A nasty winter storm hit the eastern United States on Christmas Eve, knocking drivers off the streets and threatening to spoil the plans of vacationers and last-minute shoppers in a season already dampened by the coronavirus.
The snow and rain stretched from Atlanta to Buffalo on Thursday. Forecasters warned of a number of potential hazards – heavy snowfall, flooding, even tornadoes – from Tennessee to Maine.
The storm has already shown its ferocity, covering the Midwest on Wednesday, bringing more than eight inches of snow to Minneapolis. Snowstorm conditions delayed hundreds of flights and turned roads into dangerous white sheets.
In Nebraska, police responded to more than 250 accidents or calls for help, including one with tragic consequences: A man, woman and child were killed when their car slid into an oncoming semi-trailer truck above an average along Interstate 80; Two other children in the car were also injured.
Other locations are expected to be hit by a treacherous mix of rain and snow on Thursday. Forecasters said parts of West Virginia could get more than an inch of rain during the day and up to half a foot of snow in the evening.
“Combine that and it’s kind of a travel nightmare,” said James Zvolensky, a meteorologist with the National Weather Service in Charleston, W.Va. “Things can get slippery pretty quickly.”
Gusts of up to 65 miles per hour were expected to lash through New York City from late Thursday through Christmas morning, along with heavy rain that might knock over trees and power lines. “Widespread power outages are expected,” said the National Weather Service warned.
During a pandemic holiday season when health experts have asked the public not to travel, the brutal weather could be another reason to stay home for Christmas.

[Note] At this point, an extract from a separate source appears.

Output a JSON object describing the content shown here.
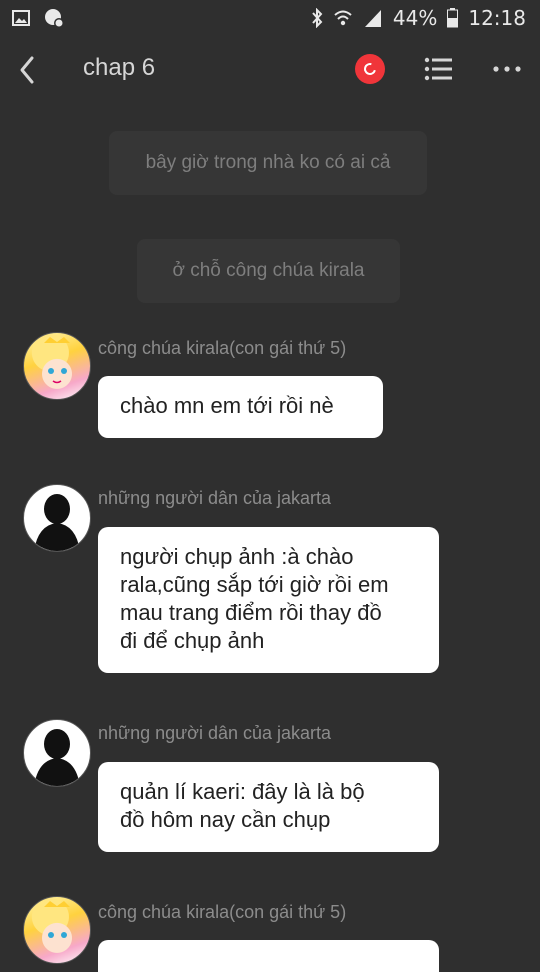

Before noon on Thursday Dozens of flights in the United States had been canceled.
Last weekend, despite the warnings More than a million travelers passed through airport security every day, about half as many as in the previous year.
Temperatures fell unusually low in the south on Thursday, and some cities like Knoxville, Tennessee, were preparing for their first significant Christmas snowfall in a decade. In Florida, temperatures are projected to drop more than 30 degrees as rain and wind penetrate the state.
Were tornadoes also possible in Florida, Virginia and the Carolinas, forecasters said.